Author: Sean Binder | infomigrants.net | 5 June 2019
My first night in jail was 21 August, 2018. Sharing my cell was an 18-year-old Afghan asylum seeker who was due for deportation to his dangerous country. It was not the kind of solidarity I had expected when I arrived on the Greek island of Lesvos nearly one year earlier.
I came to help with search and rescue operations at sea for asylum seekers within European waters. The next 106 days in a Greek jail taught me that human solidarity ends at Europe’s edge.
Lesvos, close to the Turkish coast, continues to be a primary entry point for asylum seekers, despite the terrors of the sea crossing and horrible conditions in the island’s main camp, Moria, where extreme hardship has caused children to attempt suicide.

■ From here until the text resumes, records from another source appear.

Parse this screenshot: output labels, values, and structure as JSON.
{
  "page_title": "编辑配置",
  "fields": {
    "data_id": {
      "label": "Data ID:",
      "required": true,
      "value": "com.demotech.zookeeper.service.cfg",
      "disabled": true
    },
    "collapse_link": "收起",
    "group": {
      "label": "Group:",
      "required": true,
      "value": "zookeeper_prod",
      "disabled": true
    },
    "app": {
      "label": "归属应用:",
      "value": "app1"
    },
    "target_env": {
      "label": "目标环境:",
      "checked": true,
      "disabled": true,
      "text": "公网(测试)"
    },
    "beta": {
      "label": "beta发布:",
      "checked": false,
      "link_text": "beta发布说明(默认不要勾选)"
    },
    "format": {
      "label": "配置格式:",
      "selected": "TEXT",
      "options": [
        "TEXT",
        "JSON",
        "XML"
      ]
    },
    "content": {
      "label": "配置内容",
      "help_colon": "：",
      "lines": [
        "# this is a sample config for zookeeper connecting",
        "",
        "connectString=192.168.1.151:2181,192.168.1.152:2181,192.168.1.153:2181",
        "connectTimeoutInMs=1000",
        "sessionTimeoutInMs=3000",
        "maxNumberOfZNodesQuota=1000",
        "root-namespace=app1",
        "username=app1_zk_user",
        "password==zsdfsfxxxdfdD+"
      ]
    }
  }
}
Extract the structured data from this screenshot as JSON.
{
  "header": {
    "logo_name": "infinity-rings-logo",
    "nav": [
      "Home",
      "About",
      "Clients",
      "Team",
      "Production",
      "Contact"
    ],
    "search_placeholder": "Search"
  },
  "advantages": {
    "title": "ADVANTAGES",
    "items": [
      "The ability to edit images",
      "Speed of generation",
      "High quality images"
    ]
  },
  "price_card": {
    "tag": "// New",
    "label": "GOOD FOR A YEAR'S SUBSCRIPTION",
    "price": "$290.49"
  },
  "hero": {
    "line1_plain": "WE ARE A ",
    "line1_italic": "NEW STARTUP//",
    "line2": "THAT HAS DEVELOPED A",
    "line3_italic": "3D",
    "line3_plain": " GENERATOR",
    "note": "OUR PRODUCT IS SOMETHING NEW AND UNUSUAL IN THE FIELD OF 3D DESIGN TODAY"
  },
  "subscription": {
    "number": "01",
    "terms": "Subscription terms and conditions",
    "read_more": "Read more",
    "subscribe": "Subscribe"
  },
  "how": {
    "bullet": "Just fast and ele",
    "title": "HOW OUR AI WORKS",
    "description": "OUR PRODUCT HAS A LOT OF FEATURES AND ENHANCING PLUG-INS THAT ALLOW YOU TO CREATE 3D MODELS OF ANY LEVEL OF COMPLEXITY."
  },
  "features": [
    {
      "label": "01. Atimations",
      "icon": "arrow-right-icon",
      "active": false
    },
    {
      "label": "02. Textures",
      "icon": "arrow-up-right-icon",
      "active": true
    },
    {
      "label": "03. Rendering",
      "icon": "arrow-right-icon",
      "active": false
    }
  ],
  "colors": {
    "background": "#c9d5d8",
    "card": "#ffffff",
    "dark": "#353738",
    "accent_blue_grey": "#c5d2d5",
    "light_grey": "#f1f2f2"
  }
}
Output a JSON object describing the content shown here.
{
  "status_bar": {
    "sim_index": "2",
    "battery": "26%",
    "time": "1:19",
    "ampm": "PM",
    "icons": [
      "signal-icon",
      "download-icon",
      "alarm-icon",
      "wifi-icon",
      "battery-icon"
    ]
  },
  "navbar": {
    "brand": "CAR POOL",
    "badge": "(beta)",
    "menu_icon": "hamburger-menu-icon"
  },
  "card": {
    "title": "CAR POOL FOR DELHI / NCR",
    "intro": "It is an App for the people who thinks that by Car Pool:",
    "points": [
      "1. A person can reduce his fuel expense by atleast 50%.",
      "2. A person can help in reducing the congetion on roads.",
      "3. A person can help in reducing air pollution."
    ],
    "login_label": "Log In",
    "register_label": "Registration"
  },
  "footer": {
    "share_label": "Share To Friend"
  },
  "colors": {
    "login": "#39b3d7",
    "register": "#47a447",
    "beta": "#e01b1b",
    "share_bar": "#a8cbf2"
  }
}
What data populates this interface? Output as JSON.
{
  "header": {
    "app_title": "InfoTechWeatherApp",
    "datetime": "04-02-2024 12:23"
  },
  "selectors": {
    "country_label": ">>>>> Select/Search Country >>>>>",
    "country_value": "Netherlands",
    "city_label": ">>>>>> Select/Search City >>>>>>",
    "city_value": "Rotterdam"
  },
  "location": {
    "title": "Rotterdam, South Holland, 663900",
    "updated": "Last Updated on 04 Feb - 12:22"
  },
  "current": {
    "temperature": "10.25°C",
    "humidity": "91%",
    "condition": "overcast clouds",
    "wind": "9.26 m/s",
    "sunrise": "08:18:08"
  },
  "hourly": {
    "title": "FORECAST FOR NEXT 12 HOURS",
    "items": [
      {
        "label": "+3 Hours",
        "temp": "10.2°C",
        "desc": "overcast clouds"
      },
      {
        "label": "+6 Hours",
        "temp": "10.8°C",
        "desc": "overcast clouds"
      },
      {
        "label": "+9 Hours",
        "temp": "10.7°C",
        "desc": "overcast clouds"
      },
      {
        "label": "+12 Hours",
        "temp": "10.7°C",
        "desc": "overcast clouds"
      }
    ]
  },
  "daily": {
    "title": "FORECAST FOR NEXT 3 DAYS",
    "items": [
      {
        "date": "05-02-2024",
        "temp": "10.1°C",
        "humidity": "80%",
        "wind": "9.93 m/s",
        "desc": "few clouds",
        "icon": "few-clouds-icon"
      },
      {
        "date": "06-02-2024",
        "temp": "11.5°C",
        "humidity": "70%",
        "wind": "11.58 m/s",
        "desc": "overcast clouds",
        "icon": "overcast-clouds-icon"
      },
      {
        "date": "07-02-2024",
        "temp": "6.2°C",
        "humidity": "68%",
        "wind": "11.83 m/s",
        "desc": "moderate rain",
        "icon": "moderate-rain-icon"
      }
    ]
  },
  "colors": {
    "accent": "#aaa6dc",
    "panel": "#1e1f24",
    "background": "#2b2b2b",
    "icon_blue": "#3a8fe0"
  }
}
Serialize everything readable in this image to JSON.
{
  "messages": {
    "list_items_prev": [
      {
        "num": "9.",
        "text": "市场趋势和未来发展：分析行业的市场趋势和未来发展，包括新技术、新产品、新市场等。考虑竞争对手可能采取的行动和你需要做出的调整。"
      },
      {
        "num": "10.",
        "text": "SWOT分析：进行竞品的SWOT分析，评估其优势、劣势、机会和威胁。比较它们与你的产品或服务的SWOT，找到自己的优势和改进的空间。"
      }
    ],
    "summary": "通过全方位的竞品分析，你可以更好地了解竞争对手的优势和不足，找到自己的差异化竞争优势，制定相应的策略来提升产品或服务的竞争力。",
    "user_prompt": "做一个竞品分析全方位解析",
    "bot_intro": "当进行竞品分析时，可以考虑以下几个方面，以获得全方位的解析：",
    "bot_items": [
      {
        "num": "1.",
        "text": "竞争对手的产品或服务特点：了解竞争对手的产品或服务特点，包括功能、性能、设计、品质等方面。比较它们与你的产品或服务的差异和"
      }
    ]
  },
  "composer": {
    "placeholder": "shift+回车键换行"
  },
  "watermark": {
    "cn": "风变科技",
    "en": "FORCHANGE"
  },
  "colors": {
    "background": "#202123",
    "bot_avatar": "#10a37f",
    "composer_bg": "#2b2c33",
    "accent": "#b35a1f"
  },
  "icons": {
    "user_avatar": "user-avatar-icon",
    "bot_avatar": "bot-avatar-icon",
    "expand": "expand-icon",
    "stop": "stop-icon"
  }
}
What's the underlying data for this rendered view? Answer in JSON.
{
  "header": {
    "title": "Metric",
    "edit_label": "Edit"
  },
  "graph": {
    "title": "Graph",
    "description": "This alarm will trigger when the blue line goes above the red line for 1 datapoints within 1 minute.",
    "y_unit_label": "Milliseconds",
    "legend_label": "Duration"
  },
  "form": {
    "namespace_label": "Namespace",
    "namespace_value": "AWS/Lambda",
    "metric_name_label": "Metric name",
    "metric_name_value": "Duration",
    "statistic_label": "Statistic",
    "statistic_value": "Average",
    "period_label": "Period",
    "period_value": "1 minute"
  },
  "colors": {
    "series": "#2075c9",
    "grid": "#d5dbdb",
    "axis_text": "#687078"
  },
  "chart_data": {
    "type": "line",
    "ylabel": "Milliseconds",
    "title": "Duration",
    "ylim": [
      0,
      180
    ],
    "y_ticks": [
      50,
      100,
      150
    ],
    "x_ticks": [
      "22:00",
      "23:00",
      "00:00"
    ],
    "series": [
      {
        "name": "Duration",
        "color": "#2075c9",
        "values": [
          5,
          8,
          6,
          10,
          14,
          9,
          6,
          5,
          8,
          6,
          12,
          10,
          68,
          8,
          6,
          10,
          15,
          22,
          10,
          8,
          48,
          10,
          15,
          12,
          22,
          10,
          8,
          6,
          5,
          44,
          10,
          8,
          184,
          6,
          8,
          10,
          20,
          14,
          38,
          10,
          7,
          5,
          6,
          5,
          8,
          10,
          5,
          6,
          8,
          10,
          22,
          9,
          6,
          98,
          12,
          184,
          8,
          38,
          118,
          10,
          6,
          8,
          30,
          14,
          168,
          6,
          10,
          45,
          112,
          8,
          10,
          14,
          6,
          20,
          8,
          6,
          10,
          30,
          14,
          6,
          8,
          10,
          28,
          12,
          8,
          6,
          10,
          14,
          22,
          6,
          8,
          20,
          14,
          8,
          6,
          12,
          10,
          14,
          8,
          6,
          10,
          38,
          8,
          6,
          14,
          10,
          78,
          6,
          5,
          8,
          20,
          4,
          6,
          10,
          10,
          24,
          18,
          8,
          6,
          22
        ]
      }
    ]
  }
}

When I arrived, I was unprepared for the depth of frustration, contradiction, and complexity in the situation for asylum seekers trapped here. I was more naive than I’d care to admit. But I had also not anticipated the incredible and tireless community, local and international, young and old, skilled and not-so-much, who work to help new arrivals and the thousands of people stuck in the sprawl of over-crowded camps. Read more>>>